Type I diabetes (Ph. III)

Qnexa Vivus
Obesity (Prereg.)


Metreleptin Amylin
Lipodystrophy (Prereg.)

Migalastat GSK
Fabry's disease (Ph. III)

Taliglucerase alfa Pfizer
Gaucher's disease (Prereg.)

Ataluren PTC Therapeutics
Cystic fibrosis (Ph. III)

Kalydeco (ivacaftor) Vertex
Cystic fibrosis (Prereg.)


Reslizumab Cephalon
Asthma (Ph. III)

Azelastine/fluticasone Cipla
Seasonal allergic rhinitis (Prereg.)

Olodaterol (BI-1744) Boehinger Ingelheim

Aclidinium bromide Forest
COPD (Prereg.)

Aclidinium/formoterol Forest

Aztreonam for inhalation solution Gilead
Bronchiectasis (Ph. III)

Umeclidinium (573719) GSK

Relovair (642444) GSK
Asthma (Ph. III)

Sinapultide J&J
Neonatal resp. distress synd. (Prereg.)

Grass pollen allergy vaccine tablet Merck
Seasonal allergic rhinitis (Ph. III)

MK-7243 (SCH 697243) Merck
Allergy (Ph. III)

MK-3641 (SCH 039641) Merck
Allergy (Ph. III)

Glycopyrrolate inhalation (NVA 237) Novartis

Glycopyrrolate/indacaterol Novartis

Beclometasone hydrofluoroalkane intranasal Teva
Perennial allergic rhinitis (Prereg.)

Albuterol+Spiromax Teva
Asthma/COPD (Ph. III)

FP Spiromax Teva
Asthma (Ph. III)

FSC Spriomax Teva
Asthma (Ph. III)


Elagolix Abbott
Endometriosis (Ph. II/III)

Ethinylestradiol/gestodene patch Bayer
Contraception (Ph. III)

Prasterone vaginal Bayer
Vaginal atrophy (Ph. III)

LibiGel BioSante
Female sexual dysfunction (Ph. III)

Savvy Biosyn
Contraception (Ph. III)

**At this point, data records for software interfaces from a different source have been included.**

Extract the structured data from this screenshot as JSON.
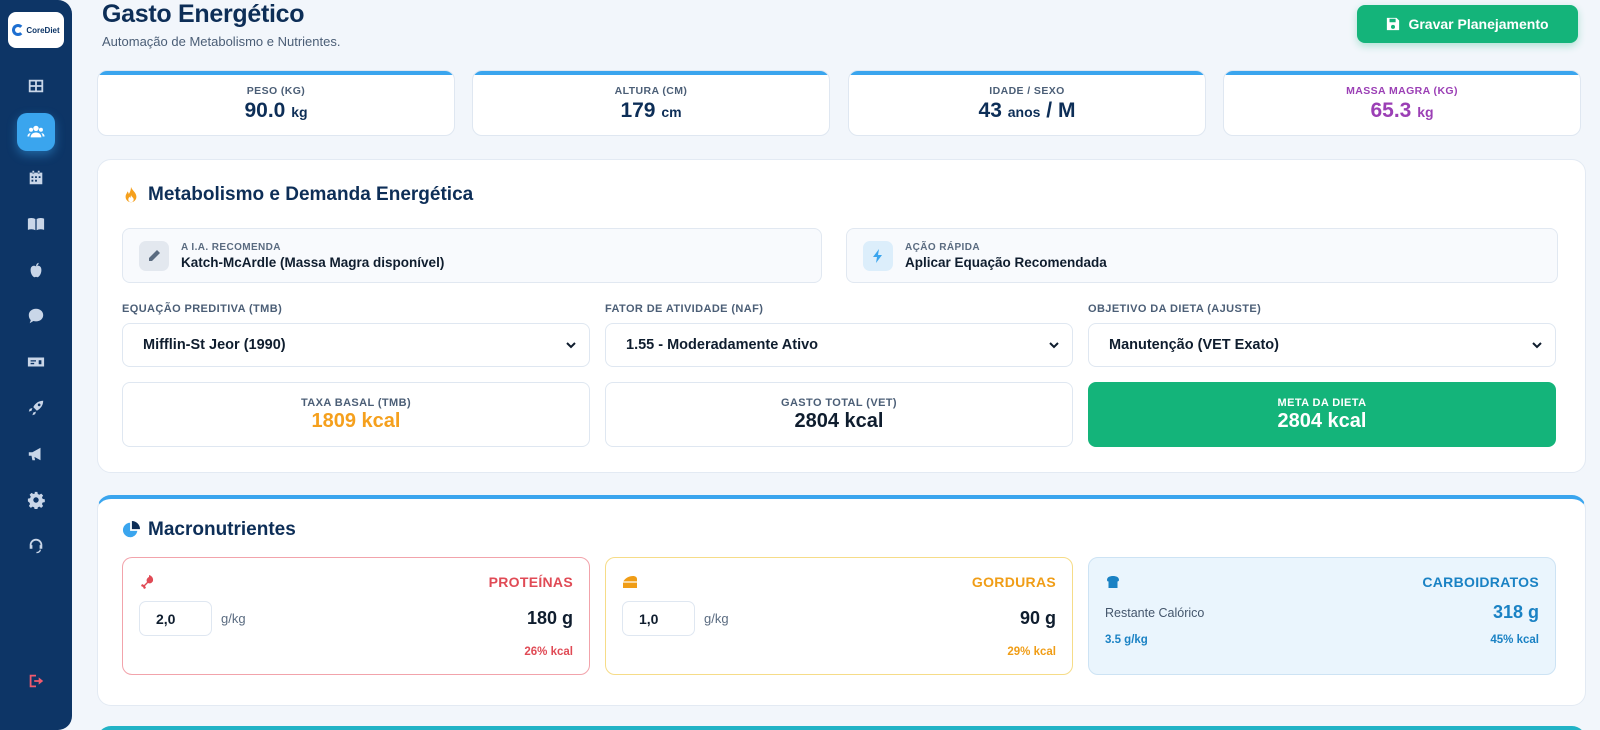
{
  "brand": {
    "logo_text": "CoreDiet"
  },
  "sidebar": {
    "items": [
      {
        "icon": "dashboard-icon"
      },
      {
        "icon": "users-icon"
      },
      {
        "icon": "calendar-icon"
      },
      {
        "icon": "book-icon"
      },
      {
        "icon": "apple-icon"
      },
      {
        "icon": "chat-icon"
      },
      {
        "icon": "billing-icon"
      },
      {
        "icon": "rocket-icon"
      },
      {
        "icon": "megaphone-icon"
      },
      {
        "icon": "settings-icon"
      },
      {
        "icon": "support-icon"
      }
    ],
    "active_index": 1,
    "logout_icon": "logout-icon"
  },
  "header": {
    "title": "Gasto Energético",
    "subtitle": "Automação de Metabolismo e Nutrientes.",
    "save_label": "Gravar Planejamento"
  },
  "stats": {
    "peso": {
      "label": "PESO (KG)",
      "value": "90.0",
      "unit": "kg"
    },
    "altura": {
      "label": "ALTURA (CM)",
      "value": "179",
      "unit": "cm"
    },
    "idade": {
      "label": "IDADE / SEXO",
      "value": "43",
      "unit": "anos",
      "sep": "/ M"
    },
    "massa": {
      "label": "MASSA MAGRA (KG)",
      "value": "65.3",
      "unit": "kg"
    }
  },
  "metabolism": {
    "title": "Metabolismo e Demanda Energética",
    "ai": {
      "label": "A I.A. RECOMENDA",
      "text": "Katch-McArdle (Massa Magra disponível)"
    },
    "quick": {
      "label": "AÇÃO RÁPIDA",
      "text": "Aplicar Equação Recomendada"
    },
    "equation": {
      "label": "EQUAÇÃO PREDITIVA (TMB)",
      "value": "Mifflin-St Jeor (1990)"
    },
    "activity": {
      "label": "FATOR DE ATIVIDADE (NAF)",
      "value": "1.55 - Moderadamente Ativo"
    },
    "goal": {
      "label": "OBJETIVO DA DIETA (AJUSTE)",
      "value": "Manutenção (VET Exato)"
    },
    "tmb": {
      "label": "TAXA BASAL (TMB)",
      "value": "1809 kcal"
    },
    "vet": {
      "label": "GASTO TOTAL (VET)",
      "value": "2804 kcal"
    },
    "meta": {
      "label": "META DA DIETA",
      "value": "2804 kcal"
    }
  },
  "macros": {
    "title": "Macronutrientes",
    "protein": {
      "name": "PROTEÍNAS",
      "input": "2,0",
      "unit": "g/kg",
      "grams": "180 g",
      "pct": "26% kcal"
    },
    "fat": {
      "name": "GORDURAS",
      "input": "1,0",
      "unit": "g/kg",
      "grams": "90 g",
      "pct": "29% kcal"
    },
    "carb": {
      "name": "CARBOIDRATOS",
      "rest_label": "Restante Calórico",
      "grams": "318 g",
      "gkg": "3.5 g/kg",
      "pct": "45% kcal"
    }
  },
  "colors": {
    "sidebar": "#0d3566",
    "accent": "#3aa5ee",
    "success": "#14b47a",
    "protein": "#e04a55",
    "fat": "#f09d16",
    "carb": "#1a82c4",
    "lean_mass": "#9b3fb5"
  }
}
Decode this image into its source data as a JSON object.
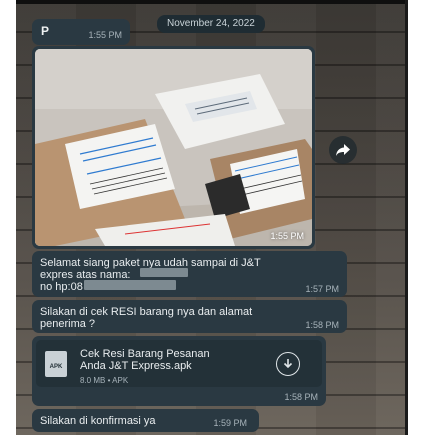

Elonva Merck
Female infertility (Ph. III)

Estradiol/nomegestrol monophasic Merck
Contraception (Prereg.)

MK-8962 (SCH 900962) Merck
Fertility (Ph.

Aprela Pfizer
Menopausal symptoms (Ph. III)

Oporia Pfizer
Postmenopausal osteoporosis (Prereg.)

Viviant Pfizer
Postmenopausal osteoporosis (Prereg.)

Ethinylestradiol/desogestrel Teva
Contraception (Ph. III)

Estradiol vaginal Warner Chilcott
Vaginal atrophy (Ph. III)

Share this content:
Scroll down to see the next article